**Task description:**
Retype the entries below exactly, dropping the images.

**The data:**

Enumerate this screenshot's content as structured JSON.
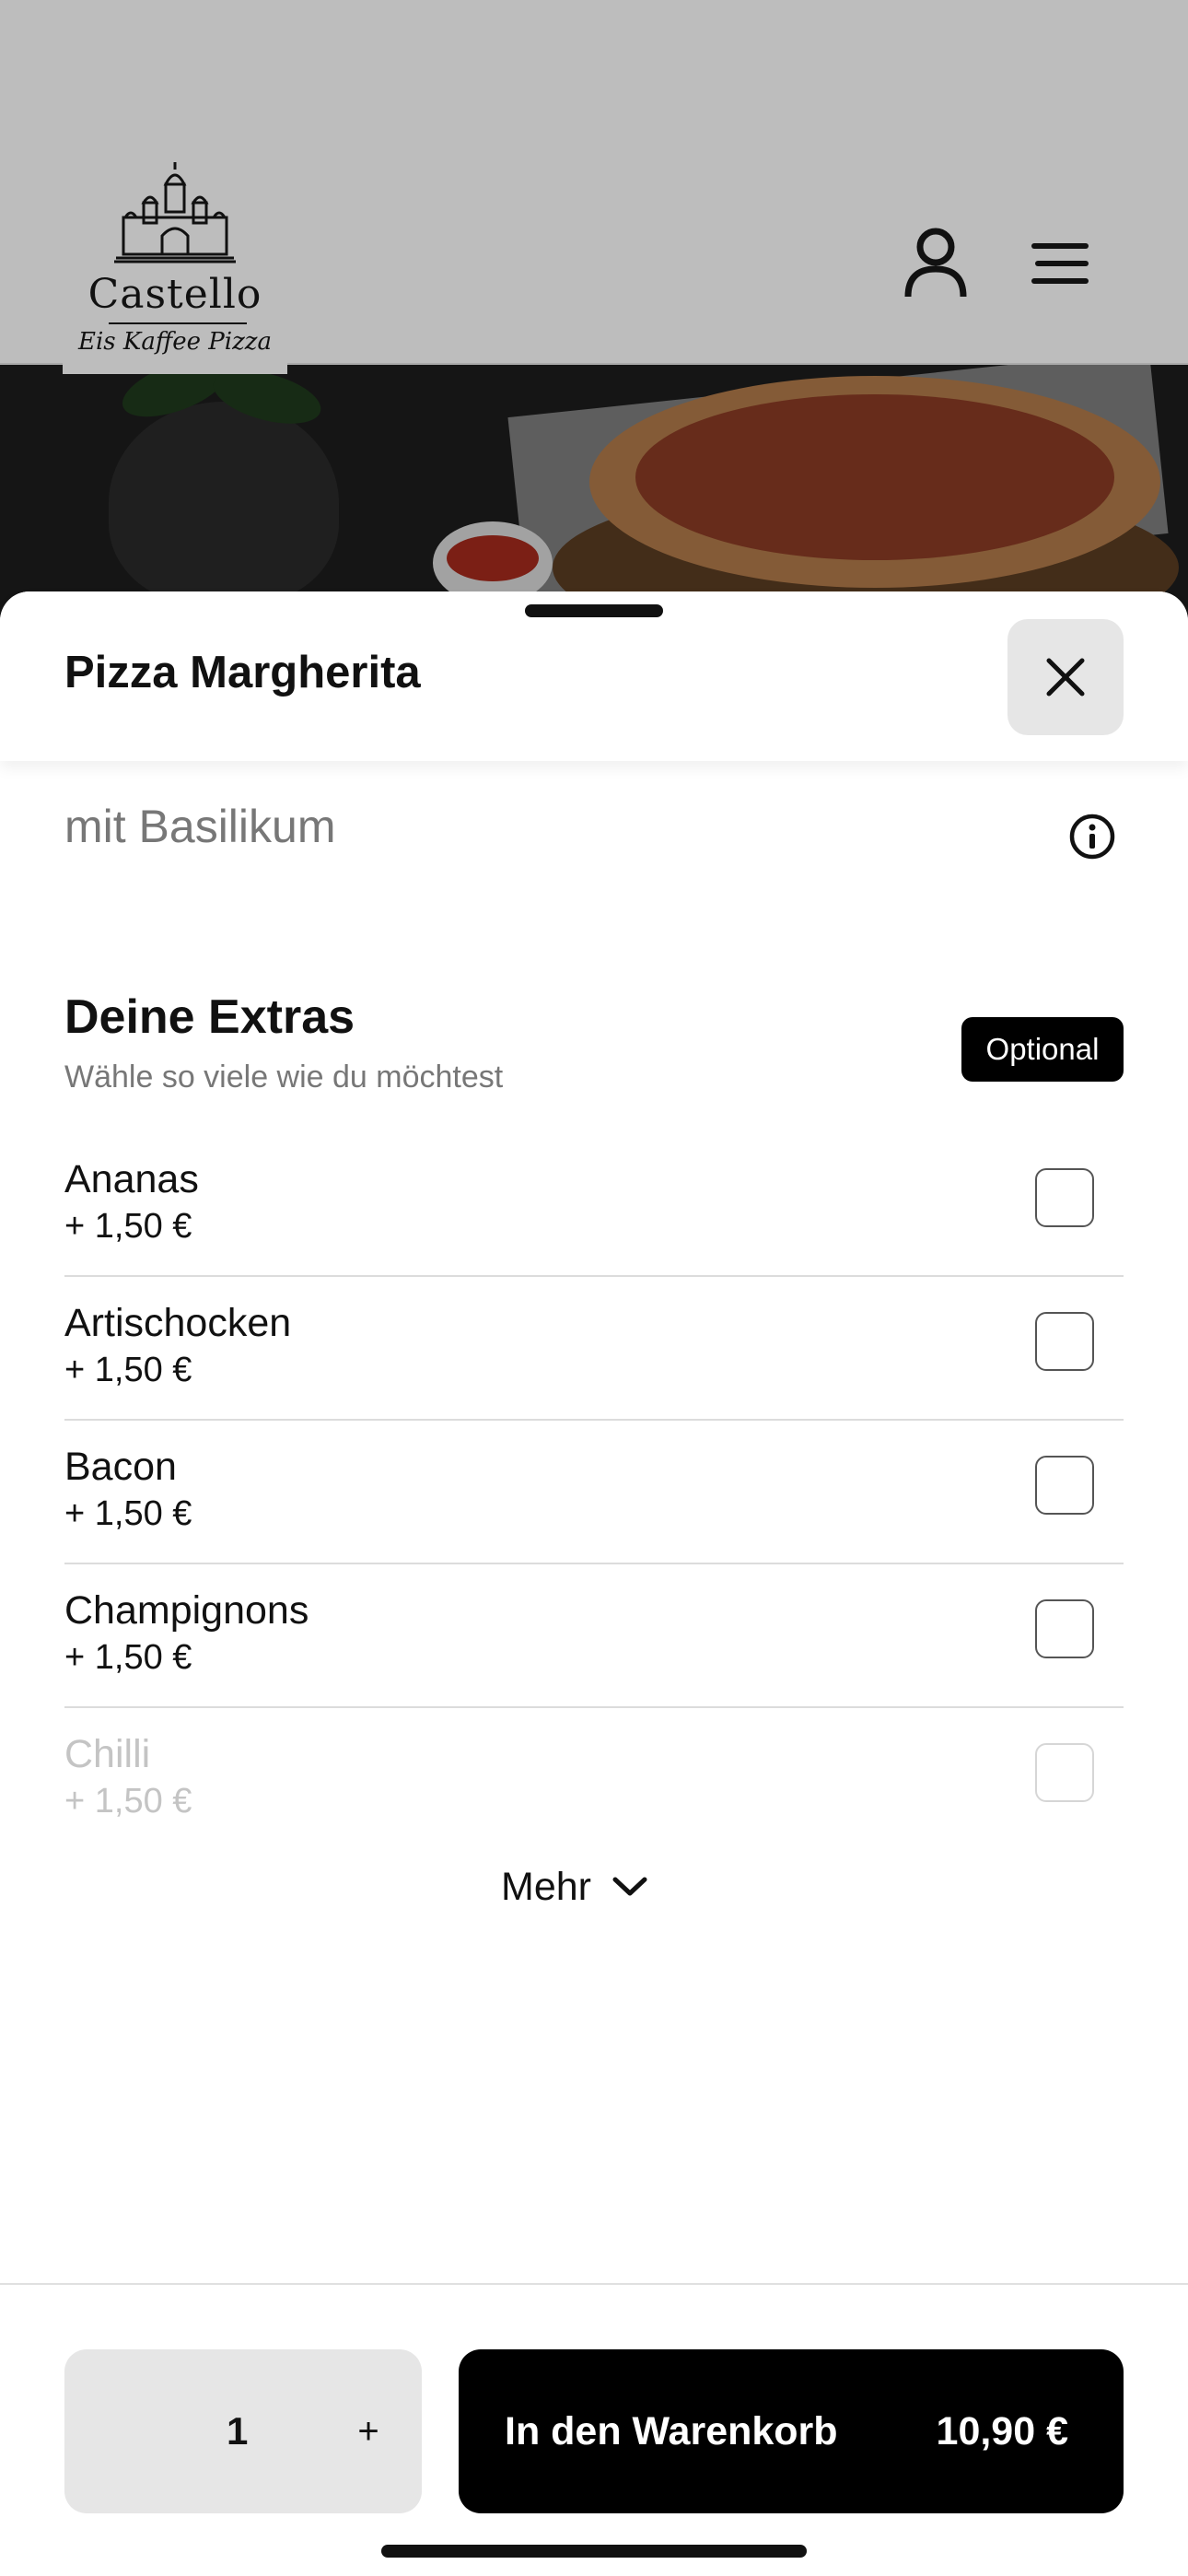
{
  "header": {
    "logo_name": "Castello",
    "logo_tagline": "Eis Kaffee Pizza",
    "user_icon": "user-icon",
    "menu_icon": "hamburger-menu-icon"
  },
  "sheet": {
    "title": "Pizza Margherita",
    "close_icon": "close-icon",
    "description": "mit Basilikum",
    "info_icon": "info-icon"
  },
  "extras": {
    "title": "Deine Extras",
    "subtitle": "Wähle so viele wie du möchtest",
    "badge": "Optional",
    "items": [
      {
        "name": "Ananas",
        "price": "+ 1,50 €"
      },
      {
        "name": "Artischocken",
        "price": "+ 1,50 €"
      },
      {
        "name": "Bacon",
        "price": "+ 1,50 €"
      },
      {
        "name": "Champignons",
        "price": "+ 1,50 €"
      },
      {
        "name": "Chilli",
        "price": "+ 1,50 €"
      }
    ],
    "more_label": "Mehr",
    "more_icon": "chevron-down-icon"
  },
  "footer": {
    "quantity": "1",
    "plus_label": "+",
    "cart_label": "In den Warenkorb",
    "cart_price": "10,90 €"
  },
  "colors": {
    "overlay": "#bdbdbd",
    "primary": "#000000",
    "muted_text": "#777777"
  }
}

**Exercise result:**
Enumerate this screenshot's content as structured JSON.
{
  "header": {
    "logo_name": "Castello",
    "logo_tagline": "Eis Kaffee Pizza",
    "user_icon": "user-icon",
    "menu_icon": "hamburger-menu-icon"
  },
  "sheet": {
    "title": "Pizza Margherita",
    "close_icon": "close-icon",
    "description": "mit Basilikum",
    "info_icon": "info-icon"
  },
  "extras": {
    "title": "Deine Extras",
    "subtitle": "Wähle so viele wie du möchtest",
    "badge": "Optional",
    "items": [
      {
        "name": "Ananas",
        "price": "+ 1,50 €"
      },
      {
        "name": "Artischocken",
        "price": "+ 1,50 €"
      },
      {
        "name": "Bacon",
        "price": "+ 1,50 €"
      },
      {
        "name": "Champignons",
        "price": "+ 1,50 €"
      },
      {
        "name": "Chilli",
        "price": "+ 1,50 €"
      }
    ],
    "more_label": "Mehr",
    "more_icon": "chevron-down-icon"
  },
  "footer": {
    "quantity": "1",
    "plus_label": "+",
    "cart_label": "In den Warenkorb",
    "cart_price": "10,90 €"
  },
  "colors": {
    "overlay": "#bdbdbd",
    "primary": "#000000",
    "muted_text": "#777777"
  }
}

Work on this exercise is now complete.